There was no known suspected infection or risk to public. However, four civilians have already been started on post-exposure prophylaxis, the Pentagon said
Twenty-two personnel at a South Korean base were given precautionary medical measures although none have shown sign of exposure, the US military said.
The four civilians face “minimal” risk, said Jason McDonald, a spokesman for the US Center for Disease Control and Prevention (CDC), which is probing the incident.
When anthrax becomes airborne, it can cause a deadly illness called inhalation anthrax. That occurred in 2001 when five persons were killed: Anthrax was sent through mail to government and the media.
The anthrax, initially sent from a Utah military lab, was meant to be shipped in an inactive state as part of efforts to develop a field-based test to identify biological threats, the Pentagon said.
“Out of caution, the defense department has stopped the shipment of the material from its labs pending completion of the probe,” said Pentagon spokesperson Col Steve Warren.
All samples will be transferred to the CDC or affiliated labs for further testing, spokeswoman Kathy Harden said, adding CDC has sent officials to the labs “to conduct on-site investigations”.
Meanwhile, the four civilians receiving post-exposure prophylaxis are in Delaware, Texas and Wisconsin. “Workers who were not in the same area at the same time are not at risk,” CDC’s McDonald said.
The official, who spoke on condition of anonymity, said the suspected live anthrax samples were sent to US federal, private and academic facilities.

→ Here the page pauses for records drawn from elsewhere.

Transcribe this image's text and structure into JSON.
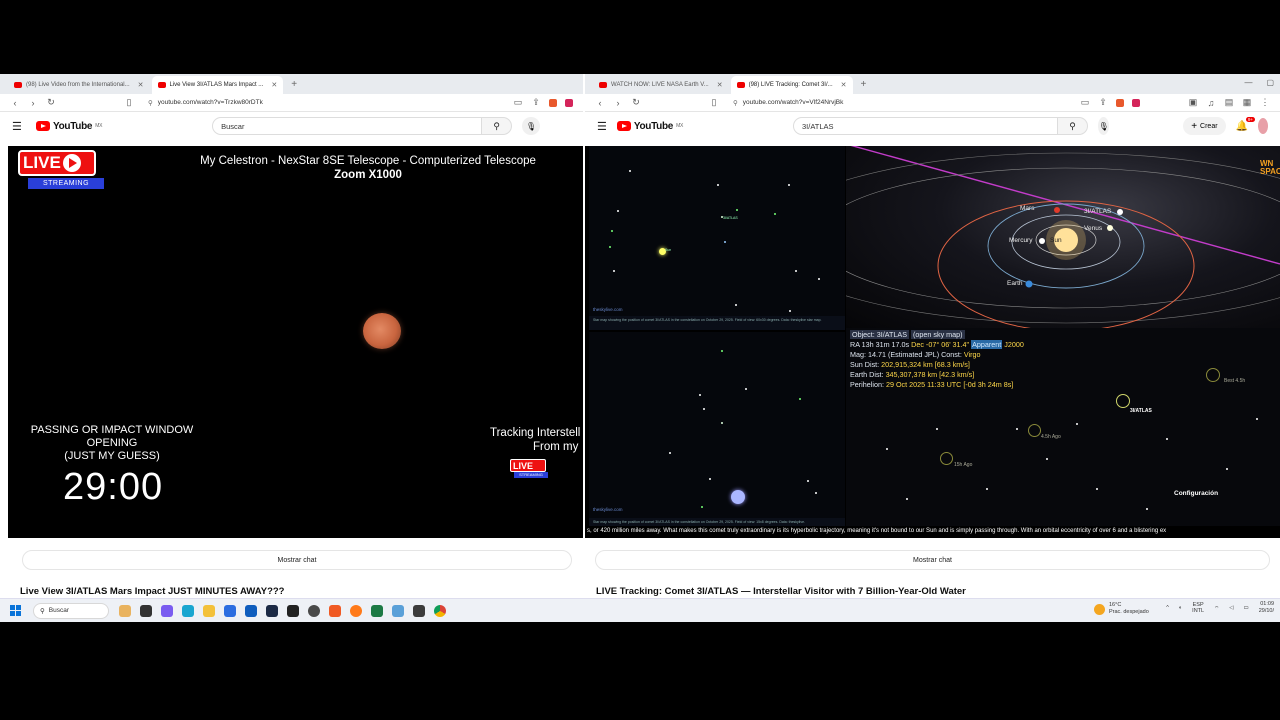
{
  "left_window": {
    "tabs": [
      {
        "title": "(98) Live Video from the International..."
      },
      {
        "title": "Live View 3I/ATLAS Mars Impact ..."
      }
    ],
    "url": "youtube.com/watch?v=Trzkw80rDTk",
    "search_placeholder": "Buscar",
    "logo_region": "MX",
    "overlay": {
      "live": "LIVE",
      "streaming": "STREAMING",
      "title_line1": "My Celestron - NexStar 8SE Telescope - Computerized Telescope",
      "title_line2": "Zoom X1000",
      "pass_line1": "PASSING OR IMPACT WINDOW",
      "pass_line2": "OPENING",
      "pass_line3": "(JUST MY GUESS)",
      "timer": "29:00",
      "tracking_line1": "Tracking Interstell",
      "tracking_line2": "From my"
    },
    "chat_button": "Mostrar chat",
    "video_title": "Live View 3I/ATLAS Mars Impact JUST MINUTES AWAY???"
  },
  "right_window": {
    "tabs": [
      {
        "title": "WATCH NOW: LIVE NASA Earth V..."
      },
      {
        "title": "(98) LIVE Tracking: Comet 3I/..."
      }
    ],
    "url": "youtube.com/watch?v=Vlf24NrvjBk",
    "search_value": "3I/ATLAS",
    "create_label": "Crear",
    "notif_count": "9+",
    "logo_region": "MX",
    "starmap_site_top": "theskylive.com",
    "starmap_site_bottom": "theskylive.com",
    "starmap_caption_top": "Star map showing the position of comet 3I/ATLAS in the constellation on October 29, 2025. Field of view: 60x30 degrees. Data: theskylive star map.",
    "starmap_caption_bottom": "Star map showing the position of comet 3I/ATLAS in the constellation on October 29, 2025. Field of view: 15x8 degrees. Data: theskylive.",
    "solar_labels": {
      "mars": "Mars",
      "atlas": "3I/ATLAS",
      "venus": "Venus",
      "mercury": "Mercury",
      "sun": "Sun",
      "earth": "Earth",
      "brand": "WN SPACE"
    },
    "object_panel": {
      "object": "Object: 3I/ATLAS",
      "open_map": "(open sky map)",
      "ra_prefix": "RA",
      "ra": "13h 31m 17.0s",
      "dec": "Dec -07° 06' 31.4\"",
      "epoch_badge": "Apparent",
      "epoch": "J2000",
      "mag": "Mag: 14.71",
      "mag_note": "(Estimated JPL)",
      "const_label": "Const:",
      "const": "Virgo",
      "sun_dist_label": "Sun Dist:",
      "sun_dist": "202,915,324 km [68.3 km/s]",
      "earth_dist_label": "Earth Dist:",
      "earth_dist": "345,307,378 km [42.3 km/s]",
      "perihelion_label": "Perihelion:",
      "perihelion": "29 Oct 2025 11:33 UTC [-0d 3h 24m 8s]"
    },
    "sky_labels": {
      "atlas": "3I/ATLAS",
      "best": "Best 4.5h",
      "ago1": "4.5h Ago",
      "ago2": "15h Ago",
      "config": "Configuración"
    },
    "ticker": "s, or 420 million miles away. What makes this comet truly extraordinary is its hyperbolic trajectory, meaning it's not bound to our Sun and is simply passing through. With an orbital eccentricity of over 6 and a blistering ex",
    "chat_button": "Mostrar chat",
    "video_title": "LIVE Tracking: Comet 3I/ATLAS — Interstellar Visitor with 7 Billion-Year-Old Water"
  },
  "taskbar": {
    "search": "Buscar",
    "weather_temp": "16°C",
    "weather_desc": "Prac. despejado",
    "lang1": "ESP",
    "lang2": "INTL",
    "time": "01:09",
    "date": "29/10/"
  }
}
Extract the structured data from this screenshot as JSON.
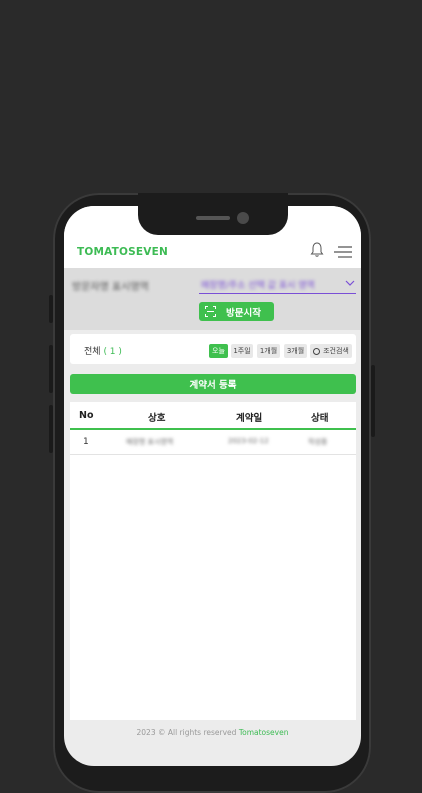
{
  "app": {
    "brand": "TOMATOSEVEN"
  },
  "visit": {
    "visitor_name": "방문자명 표시영역",
    "store_value": "매장명/주소 선택 값 표시 영역",
    "start_button": "방문시작"
  },
  "filter": {
    "total_label": "전체",
    "total_count": "( 1 )",
    "chips": [
      "오늘",
      "1주일",
      "1개월",
      "3개월"
    ],
    "active_chip": "오늘",
    "search_chip": "조건검색"
  },
  "actions": {
    "register_button": "계약서 등록"
  },
  "table": {
    "headers": [
      "No",
      "상호",
      "계약일",
      "상태"
    ],
    "rows": [
      {
        "no": "1",
        "name": "매장명 표시영역",
        "date": "2023-02-12",
        "status": "작성중"
      }
    ]
  },
  "footer": {
    "copyright": "2023 © All rights reserved",
    "brand": "Tomatoseven"
  },
  "colors": {
    "accent": "#3fc04e",
    "select_underline": "#7a4fd6",
    "background": "#2a2a2a"
  }
}
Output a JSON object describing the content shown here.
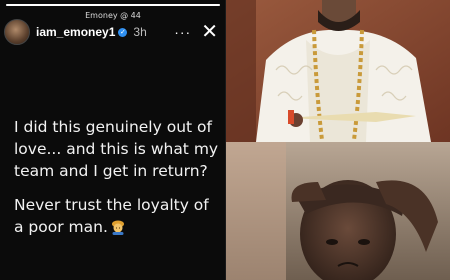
{
  "watermark": "Emoney @ 44",
  "story": {
    "progress": 1.0,
    "username": "iam_emoney1",
    "verified_glyph": "✓",
    "time": "3h",
    "more_glyph": "···",
    "close_glyph": "✕",
    "caption_lines": [
      "I did this genuinely out of love... and this is what my team and I get in return?",
      "Never trust the loyalty of a poor man."
    ],
    "emoji": "man-with-turban-emoji"
  },
  "photos": {
    "top": "man-in-white-agbada-with-coral-beads",
    "bottom": "man-holding-head-in-distress"
  }
}
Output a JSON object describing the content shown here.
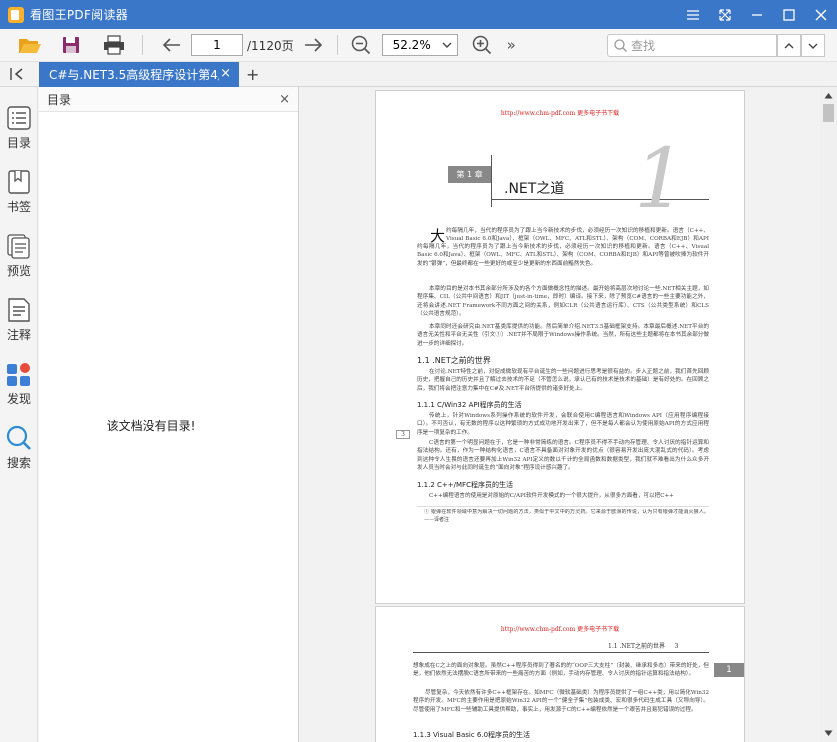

The anthrax was sent to laboratories in Maryland, Texas, Wisconsin, Delaware, New Jersey, Tennessee, New York, California and Virginia, officials said.